31.

asked the Under-Secretary of State for Air whether it is possible to provide faster air services without adding to the cost of transit; and, if not, what steps he proposes to take in connection with future development in order to hold the balance between those who are anxious to have lower rates and those who demand higher speed?

Photo of Sir Philip Sassoon Sir Philip Sassoon , Hythe

My hon. Friend's question raises issues which are too complex to be dealt with within the limits of a Parliamentary reply. I can only say that proposals for accelerating our imperial air services without a disproportionate increase in cost have been under consideration for some time past, though I am riot yet in a position to make any detailed statement.

Photo of Sir Louis Smith Sir Louis Smith , Sheffield, Hallam

May I ask the right hon. Gentleman whether, when this matter is under consideration by the Post Office, he will remember that there may be a greater demand for a lower tariff than for a somewhat higher speed?

Photo of Sir Philip Sassoon Sir Philip Sassoon , Hythe

I hope that our programme will satisfy both those desiderata.

Photo of Major Abraham Lyons Major Abraham Lyons , Leicester East

Can the right hon. Gentleman tell the House when the new programme may be disclosed?

Photo of Sir Philip Sassoon Sir Philip Sassoon , Hythe

I hope in about a month or two.

Photo of Mrs Mavis Tate Mrs Mavis Tate , Willesden West

Can we have the assurance of the right hon. Gentleman that the question of aerodynamics will be taken into consideration in regard to speed; is he aware that in the Curtiss-Wright Condor, if the retractable under-carriage is left down the speed is lowered by 30 miles an hour, and that in the streamlined Vultee the removal of the 2 feet 6 inch streamlined radio mast increased the speed by seven miles an hour; and does this not prove that speed may be increased by better aerodynamical design, in which case it is economical?

Photo of Sir Philip Sassoon Sir Philip Sassoon , Hythe

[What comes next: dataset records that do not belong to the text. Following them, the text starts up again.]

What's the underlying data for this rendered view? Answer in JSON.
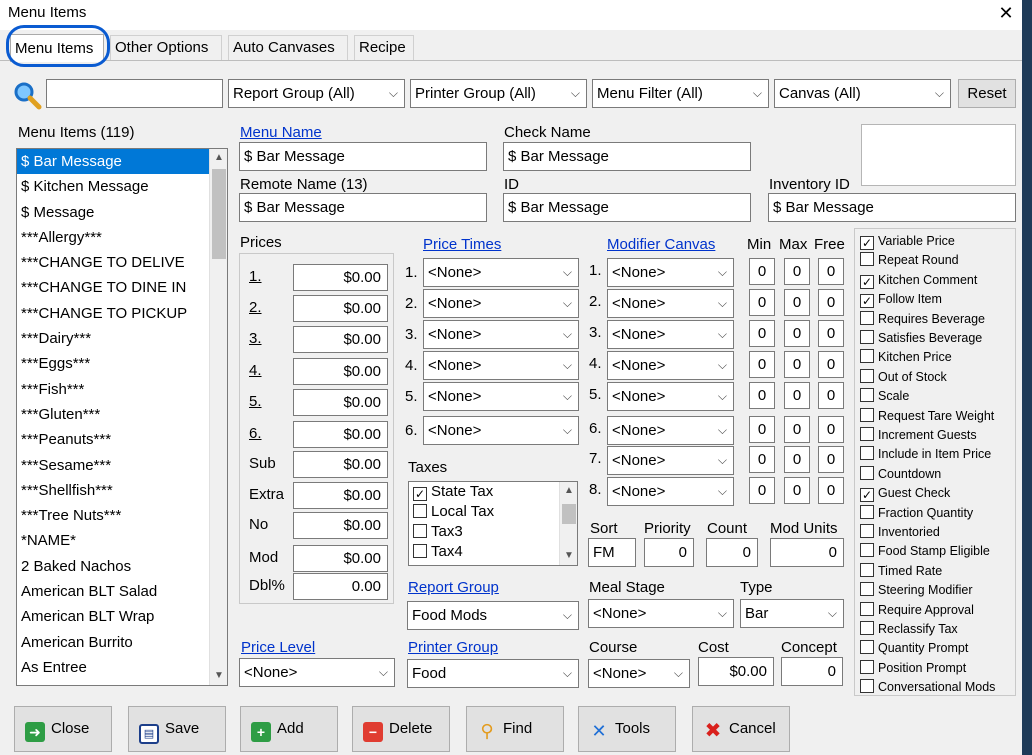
{
  "window": {
    "title": "Menu Items",
    "close_glyph": "✕"
  },
  "tabs": [
    "Menu Items",
    "Other Options",
    "Auto Canvases",
    "Recipe"
  ],
  "filters": {
    "search_value": "",
    "report_group": "Report Group (All)",
    "printer_group": "Printer Group (All)",
    "menu_filter": "Menu Filter (All)",
    "canvas": "Canvas (All)",
    "reset_label": "Reset"
  },
  "menu_list": {
    "header": "Menu Items  (119)",
    "items": [
      "$ Bar Message",
      "$ Kitchen Message",
      "$ Message",
      "***Allergy***",
      "***CHANGE TO DELIVE",
      "***CHANGE TO DINE IN",
      "***CHANGE TO PICKUP",
      "***Dairy***",
      "***Eggs***",
      "***Fish***",
      "***Gluten***",
      "***Peanuts***",
      "***Sesame***",
      "***Shellfish***",
      "***Tree Nuts***",
      "*NAME*",
      "2 Baked Nachos",
      "American BLT Salad",
      "American BLT Wrap",
      "American Burrito",
      "As Entree"
    ],
    "selected_index": 0
  },
  "fields": {
    "menu_name_label": "Menu Name",
    "menu_name": "$ Bar Message",
    "check_name_label": "Check Name",
    "check_name": "$ Bar Message",
    "remote_name_label": "Remote Name (13)",
    "remote_name": "$ Bar Message",
    "id_label": "ID",
    "id": "$ Bar Message",
    "inventory_id_label": "Inventory ID",
    "inventory_id": "$ Bar Message"
  },
  "prices": {
    "label": "Prices",
    "rows": [
      {
        "label": "1.",
        "value": "$0.00"
      },
      {
        "label": "2.",
        "value": "$0.00"
      },
      {
        "label": "3.",
        "value": "$0.00"
      },
      {
        "label": "4.",
        "value": "$0.00"
      },
      {
        "label": "5.",
        "value": "$0.00"
      },
      {
        "label": "6.",
        "value": "$0.00"
      },
      {
        "label": "Sub",
        "value": "$0.00"
      },
      {
        "label": "Extra",
        "value": "$0.00"
      },
      {
        "label": "No",
        "value": "$0.00"
      },
      {
        "label": "Mod",
        "value": "$0.00"
      },
      {
        "label": "Dbl%",
        "value": "0.00"
      }
    ]
  },
  "price_times": {
    "label": "Price Times",
    "rows": [
      {
        "num": "1.",
        "value": "<None>"
      },
      {
        "num": "2.",
        "value": "<None>"
      },
      {
        "num": "3.",
        "value": "<None>"
      },
      {
        "num": "4.",
        "value": "<None>"
      },
      {
        "num": "5.",
        "value": "<None>"
      },
      {
        "num": "6.",
        "value": "<None>"
      }
    ]
  },
  "modifier_canvas": {
    "label": "Modifier Canvas",
    "min_label": "Min",
    "max_label": "Max",
    "free_label": "Free",
    "rows": [
      {
        "num": "1.",
        "value": "<None>",
        "min": "0",
        "max": "0",
        "free": "0"
      },
      {
        "num": "2.",
        "value": "<None>",
        "min": "0",
        "max": "0",
        "free": "0"
      },
      {
        "num": "3.",
        "value": "<None>",
        "min": "0",
        "max": "0",
        "free": "0"
      },
      {
        "num": "4.",
        "value": "<None>",
        "min": "0",
        "max": "0",
        "free": "0"
      },
      {
        "num": "5.",
        "value": "<None>",
        "min": "0",
        "max": "0",
        "free": "0"
      },
      {
        "num": "6.",
        "value": "<None>",
        "min": "0",
        "max": "0",
        "free": "0"
      },
      {
        "num": "7.",
        "value": "<None>",
        "min": "0",
        "max": "0",
        "free": "0"
      },
      {
        "num": "8.",
        "value": "<None>",
        "min": "0",
        "max": "0",
        "free": "0"
      }
    ]
  },
  "taxes": {
    "label": "Taxes",
    "items": [
      {
        "label": "State Tax",
        "checked": true
      },
      {
        "label": "Local Tax",
        "checked": false
      },
      {
        "label": "Tax3",
        "checked": false
      },
      {
        "label": "Tax4",
        "checked": false
      }
    ]
  },
  "sort": {
    "sort_label": "Sort",
    "sort_value": "FM",
    "priority_label": "Priority",
    "priority_value": "0",
    "count_label": "Count",
    "count_value": "0",
    "mod_units_label": "Mod Units",
    "mod_units_value": "0"
  },
  "report_group": {
    "label": "Report Group",
    "value": "Food Mods"
  },
  "meal_stage": {
    "label": "Meal Stage",
    "value": "<None>"
  },
  "type": {
    "label": "Type",
    "value": "Bar"
  },
  "price_level": {
    "label": "Price Level",
    "value": "<None>"
  },
  "printer_group": {
    "label": "Printer Group",
    "value": "Food"
  },
  "course": {
    "label": "Course",
    "value": "<None>"
  },
  "cost": {
    "label": "Cost",
    "value": "$0.00"
  },
  "concept": {
    "label": "Concept",
    "value": "0"
  },
  "options": [
    {
      "label": "Variable Price",
      "checked": true
    },
    {
      "label": "Repeat Round",
      "checked": false
    },
    {
      "label": "Kitchen Comment",
      "checked": true
    },
    {
      "label": "Follow Item",
      "checked": true
    },
    {
      "label": "Requires Beverage",
      "checked": false
    },
    {
      "label": "Satisfies Beverage",
      "checked": false
    },
    {
      "label": "Kitchen Price",
      "checked": false
    },
    {
      "label": "Out of Stock",
      "checked": false
    },
    {
      "label": "Scale",
      "checked": false
    },
    {
      "label": "Request Tare Weight",
      "checked": false
    },
    {
      "label": "Increment Guests",
      "checked": false
    },
    {
      "label": "Include in Item Price",
      "checked": false
    },
    {
      "label": "Countdown",
      "checked": false
    },
    {
      "label": "Guest Check",
      "checked": true
    },
    {
      "label": "Fraction Quantity",
      "checked": false
    },
    {
      "label": "Inventoried",
      "checked": false
    },
    {
      "label": "Food Stamp Eligible",
      "checked": false
    },
    {
      "label": "Timed Rate",
      "checked": false
    },
    {
      "label": "Steering Modifier",
      "checked": false
    },
    {
      "label": "Require Approval",
      "checked": false
    },
    {
      "label": "Reclassify Tax",
      "checked": false
    },
    {
      "label": "Quantity Prompt",
      "checked": false
    },
    {
      "label": "Position Prompt",
      "checked": false
    },
    {
      "label": "Conversational Mods",
      "checked": false
    }
  ],
  "buttons": {
    "close": "Close",
    "save": "Save",
    "add": "Add",
    "delete": "Delete",
    "find": "Find",
    "tools": "Tools",
    "cancel": "Cancel"
  },
  "colors": {
    "selection": "#0078d7",
    "link": "#0033cc",
    "close_green": "#2e9d45",
    "add_green": "#2e9d45",
    "delete_red": "#e03c31",
    "cancel_red": "#d9201c",
    "tools_blue": "#1f6fd6",
    "circle_annotation": "#0a5bd1"
  }
}
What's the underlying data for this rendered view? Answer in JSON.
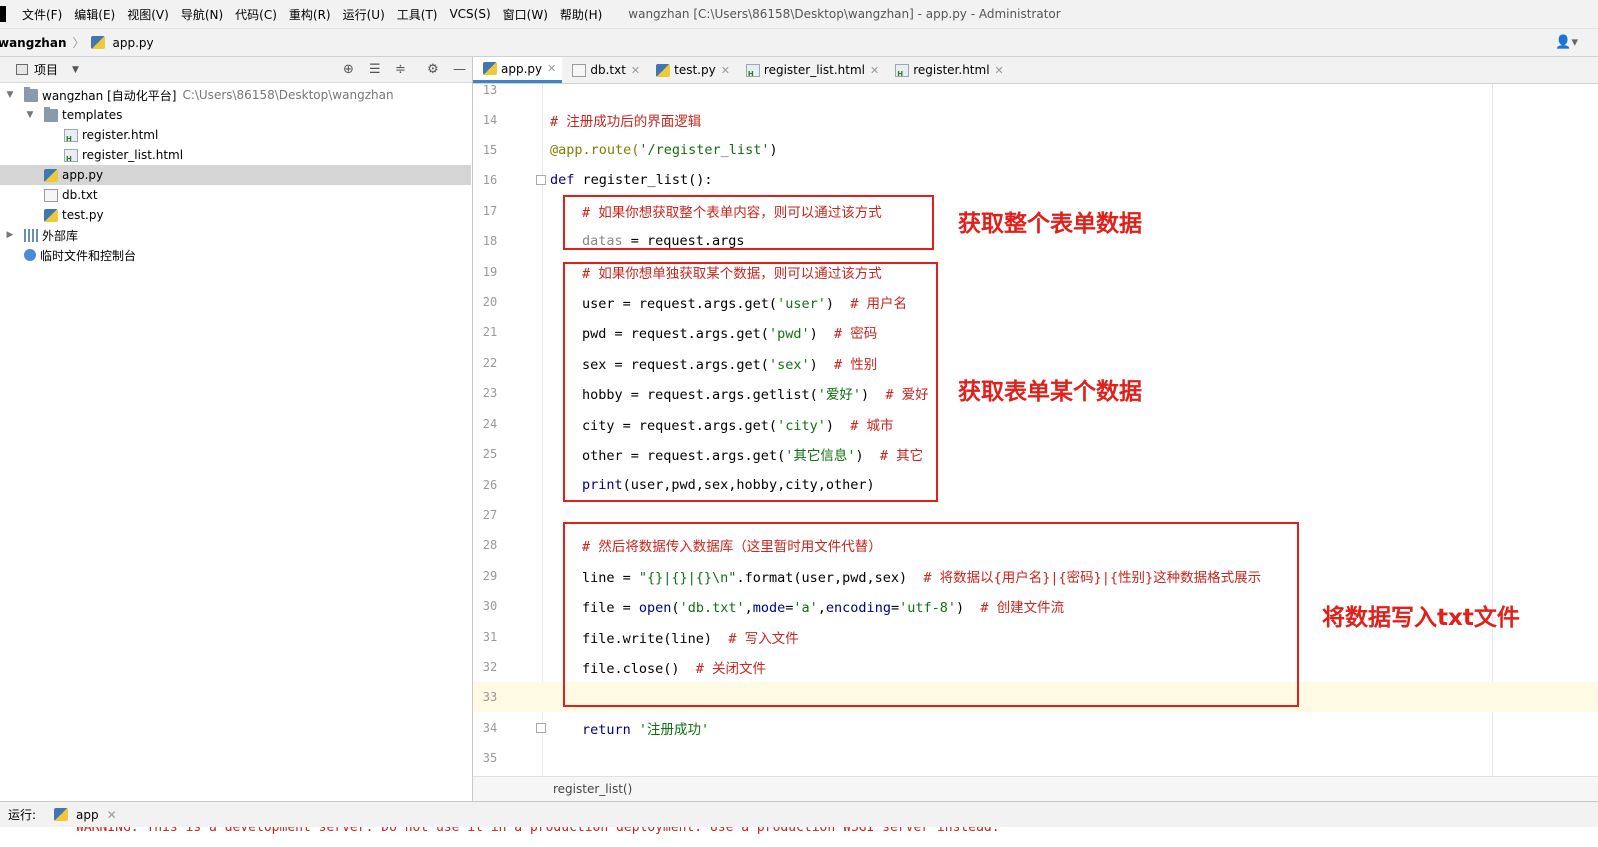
{
  "menubar": {
    "items": [
      "文件(F)",
      "编辑(E)",
      "视图(V)",
      "导航(N)",
      "代码(C)",
      "重构(R)",
      "运行(U)",
      "工具(T)",
      "VCS(S)",
      "窗口(W)",
      "帮助(H)"
    ],
    "window_title": "wangzhan [C:\\Users\\86158\\Desktop\\wangzhan] - app.py - Administrator"
  },
  "navbar": {
    "root": "wangzhan",
    "file": "app.py"
  },
  "project": {
    "title": "项目",
    "tree": [
      {
        "label": "wangzhan [自动化平台]",
        "path": "C:\\Users\\86158\\Desktop\\wangzhan"
      },
      {
        "label": "templates"
      },
      {
        "label": "register.html"
      },
      {
        "label": "register_list.html"
      },
      {
        "label": "app.py"
      },
      {
        "label": "db.txt"
      },
      {
        "label": "test.py"
      },
      {
        "label": "外部库"
      },
      {
        "label": "临时文件和控制台"
      }
    ]
  },
  "tabs": [
    "app.py",
    "db.txt",
    "test.py",
    "register_list.html",
    "register.html"
  ],
  "editor": {
    "line_numbers": [
      "13",
      "14",
      "15",
      "16",
      "17",
      "18",
      "19",
      "20",
      "21",
      "22",
      "23",
      "24",
      "25",
      "26",
      "27",
      "28",
      "29",
      "30",
      "31",
      "32",
      "33",
      "34",
      "35"
    ],
    "lines": {
      "l14": "# 注册成功后的界面逻辑",
      "l15_deco": "@app.route(",
      "l15_str": "'/register_list'",
      "l15_end": ")",
      "l16_kw": "def ",
      "l16_rest": "register_list():",
      "l17": "# 如果你想获取整个表单内容，则可以通过该方式",
      "l18_dim": "datas",
      "l18_rest": " = request.args",
      "l19": "# 如果你想单独获取某个数据，则可以通过该方式",
      "l20_a": "user = request.args.get(",
      "l20_s": "'user'",
      "l20_b": ")  ",
      "l20_c": "# 用户名",
      "l21_a": "pwd = request.args.get(",
      "l21_s": "'pwd'",
      "l21_b": ")  ",
      "l21_c": "# 密码",
      "l22_a": "sex = request.args.get(",
      "l22_s": "'sex'",
      "l22_b": ")  ",
      "l22_c": "# 性别",
      "l23_a": "hobby = request.args.getlist(",
      "l23_s": "'爱好'",
      "l23_b": ")  ",
      "l23_c": "# 爱好",
      "l24_a": "city = request.args.get(",
      "l24_s": "'city'",
      "l24_b": ")  ",
      "l24_c": "# 城市",
      "l25_a": "other = request.args.get(",
      "l25_s": "'其它信息'",
      "l25_b": ")  ",
      "l25_c": "# 其它",
      "l26_kw": "print",
      "l26_rest": "(user,pwd,sex,hobby,city,other)",
      "l28": "# 然后将数据传入数据库（这里暂时用文件代替）",
      "l29_a": "line = ",
      "l29_s": "\"{}|{}|{}\\n\"",
      "l29_b": ".format(user,pwd,sex)  ",
      "l29_c": "# 将数据以{用户名}|{密码}|{性别}这种数据格式展示",
      "l30_a": "file = ",
      "l30_kw": "open",
      "l30_b": "(",
      "l30_s1": "'db.txt'",
      "l30_c": ",",
      "l30_p1": "mode",
      "l30_d": "=",
      "l30_s2": "'a'",
      "l30_e": ",",
      "l30_p2": "encoding",
      "l30_f": "=",
      "l30_s3": "'utf-8'",
      "l30_g": ")  ",
      "l30_cm": "# 创建文件流",
      "l31_a": "file.write(line)  ",
      "l31_c": "# 写入文件",
      "l32_a": "file.close()  ",
      "l32_c": "# 关闭文件",
      "l34_kw": "return ",
      "l34_s": "'注册成功'"
    }
  },
  "annotations": {
    "whole_form": "获取整个表单数据",
    "single_field": "获取表单某个数据",
    "write_txt": "将数据写入txt文件"
  },
  "editor_breadcrumb": "register_list()",
  "runbar": {
    "label": "运行:",
    "tab": "app"
  },
  "console": {
    "text": "WARNING: This is a development server. Do not use it in a production deployment. Use a production WSGI server instead."
  }
}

All those important questions will, of course, be taken into account.

Photo of Mr Roland Robinson Mr Roland Robinson , Widnes

32.

asked the Under-Secretary of State for Air, whether he has any information to give the House as to the relative speed and efficiency of British and Dutch commercial aircraft operating commercial air services to India and the East?

Photo of Sir Philip Sassoon Sir Philip Sassoon , Hythe

Dealing simply with the existing position, the cruising speeds of the British aircraft at present used on the service from England to Singapore range from 105 miles per hour to 120 miles per hour. The cruising speeds of the Dutch aircraft range from 107 to 119 miles per hour. Both services reach a very high standard in regularity of operation.

Photo of Mr Robert Boothby Mr Robert Boothby , Aberdeenshire and Kincardineshire Eastern

Can the right hon. Gentleman do something to speed up aeroplanes on the first part of the journey between London and Paris, which is the most frequently used and is the slowest of the lot?

Photo of Sir Philip Sassoon Sir Philip Sassoon , Hythe

I think our new programme will contain all that.